This year was no different!  With the New Moon approaching on October 15th the bucks seemed to be following the same pattern as they have in the past.  I was starting to get more and more photos on my trail cameras over the food plots pushing shooting light.  This day we had pretty cool temps, 33 degrees in the morning with light rain till about noon then only warming up to low 50's.  My girlfriend Dana had a teachers meeting after school so I called the best cameraman I know and good friend Larry Scheetz (shameless plug) to see if he would be able to film for me that evening.  As the evening progressed we had two yearling bucks, a mature doe and button buck feeding in the food plot.  The doe was very nervous and every time the wind would gust/swirl she would catch a little whiff of something she didn't like (US) and would go on high alert... Not being able to pin point what she smelled she would begin to feed again as if we were not even there.  With about 5 minutes of filming light left the doe seemed to get spooked and she ran about 20 yards and stopped as she looked to our left.  I thought to myself "Oh man, we're done for!"  Just then Larry looked to our Left and out of our blind spot walked three bucks, two nice mature bucks and an awesome 3yr old up and comer. 
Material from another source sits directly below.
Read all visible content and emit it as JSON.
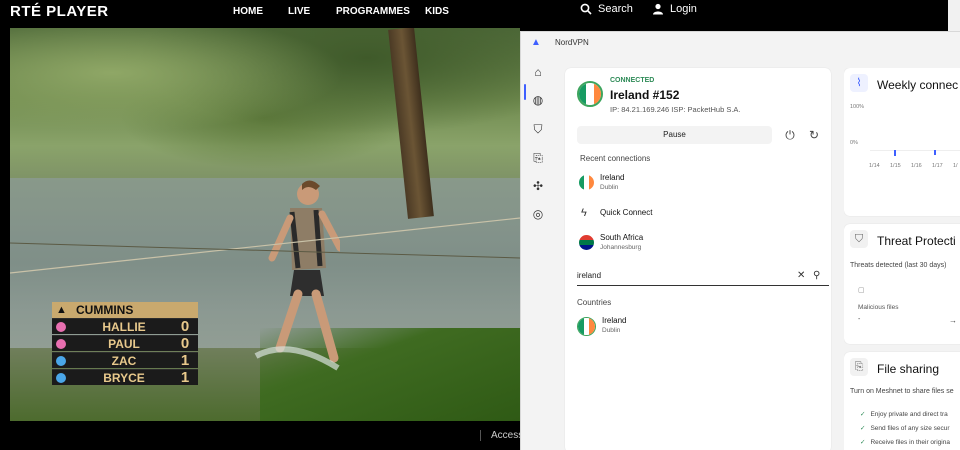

The rest of the deer pushed to the back side of the food plot as these bullies made their entrance.  Two of the bucks turned and started to the downhill side of the food plot but one bruiser kept on coming right out into the middle and started feeding as if he owned the place.  I slowly ranged him at 42 yards and then clipped my release on my string.  I drew my bow and tried to get on the buck but had to modify my shooting form and bend my elbow out to get on him... Even doing so I still felt steady and comfortable as i settled my 40yd pin on the buck and touched off the trigger... as I watched the arrow flying I knew immediately it wasn't headed for where I had my pin.  As it struck the buck my heart crashed.... The arrow had hit him back and high.  The buck instantly spun and ran for cover visually not in good shape.  I was really crushed; by far the worst shot I've ever made on an animal. 

I was shooting the new “Killzone” broad head from NAP with a big 2" cutting diameter so I was just hoping it did its job since I failed to do mine.  From the shot placement I was determined to leave this buck lay overnight but as we sat there watching the video over and over I started to question my doubt.  While reviewing the video we could see instantly as the arrow hit the buck a large amount of blood started pumping out as he ran off.  We decided we would slowly and quietly pack our gear and take it back to the truck and grab some lights giving him some additional time.  From the replay of the footage it looked as if I hit the Aortic Artery that runs down the spin so we decided to look in the field to determine if it looked promising or not.  If it look good then we would continue tracking.  It was a very easy decision to make as soon as we found where the buck had stood in the field.   There was enough blood in the field anyone could jog and follow even with a flash light.  As we walked down the trail amazed by the amount of blood left behind, I found my arrow about 60yds from where I shot him.  Then just 20 short yards past the arrow laid my prize!   A great mature 142" main frame 8pt with a few extra points!  Totally relieved that the NAP KILLZONE broad head was able to make up for the poor shot I had made.  I know less than perfect shots happen but it had been a long time since I’ve made one.  So I was very happy to know that there was no suffering and it was a quick clean kill and the buck only went 80yds. 


Hunter: Damian Riffle

Cameraman: Larry Scheetz